Also, be careful to build alliances not only with the people you’re trying to help but with others across your organization. I see myself as an instigator, as a catalyst. I put a lot of emphasis on working through, and with, others who own or have responsibility for the things we're trying to change. That’s not only more effective, but more enjoyable, too, because I get to work closely with some wonderful people.
I think we've accomplished a lot in the two years since we launched our accessibility strategy for public service in Canada. But I know there's still a long way to go. I know that in part because I am learning about efforts in Canada and around the world.
The idea that some of the [Canadian] industries we're seeking to regulate might actually be doing better in accessibility than the federal government terrified me at first. But I quickly realized the value of that knowledge. For example, when I talked to one of our major [Canadian] banks, I came to understand how organizations can make a big difference with their purchasing power. The bank had made a conscious decision to procure only stuff that met a certain accessibility standard. And they put in a great process to ensure the standard was met, and for supporting their employees with disabilities.

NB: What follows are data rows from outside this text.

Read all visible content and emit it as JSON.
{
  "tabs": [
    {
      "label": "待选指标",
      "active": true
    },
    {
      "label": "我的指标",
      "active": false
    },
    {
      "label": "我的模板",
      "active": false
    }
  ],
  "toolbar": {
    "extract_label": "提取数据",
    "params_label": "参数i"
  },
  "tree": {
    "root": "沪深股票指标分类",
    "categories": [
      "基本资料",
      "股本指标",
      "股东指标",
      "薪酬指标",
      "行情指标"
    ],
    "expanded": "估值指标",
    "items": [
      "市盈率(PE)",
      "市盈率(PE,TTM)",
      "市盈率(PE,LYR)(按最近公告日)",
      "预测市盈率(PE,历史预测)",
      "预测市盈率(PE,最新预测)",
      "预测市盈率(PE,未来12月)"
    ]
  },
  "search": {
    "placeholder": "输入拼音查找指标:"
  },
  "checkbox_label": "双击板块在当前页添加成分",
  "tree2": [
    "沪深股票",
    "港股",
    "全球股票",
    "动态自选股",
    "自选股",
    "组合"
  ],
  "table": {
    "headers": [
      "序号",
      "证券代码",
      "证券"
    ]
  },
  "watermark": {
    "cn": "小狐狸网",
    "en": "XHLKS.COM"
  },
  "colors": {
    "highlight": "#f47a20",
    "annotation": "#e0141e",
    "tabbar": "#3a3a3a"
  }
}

Here’s one encouraging sign: The question I am most often asked has shifted since I started this job. At first, it was...I have no idea about this area; please help me understand the problem. Now, two years later, it’s...please show me how I can do this, how to make this change happen. We’re moving from raising awareness to taking action.
There’s also a generational shift, I think. Younger people have the assumption that they’re going to have access to whatever they need. They've grown up in school systems that have comprehensively provided accommodations, and their expectation is “I should be able to do whatever I want to do,” and they won't settle for less. So I believe we're going to get there.
COVID is having a huge, huge effect on how we're all we're thinking about work. It’s a really interesting time to focus on accessibility and disability inclusion.
Because of COVID-19, most Canadian public servants were working from home. For Laroche, this created an opportunity. "The pandemic has blown up some myths about work: where it gets done, how it gets done, and who can do it. This will create more opportunities to recruit great talent with disabilities."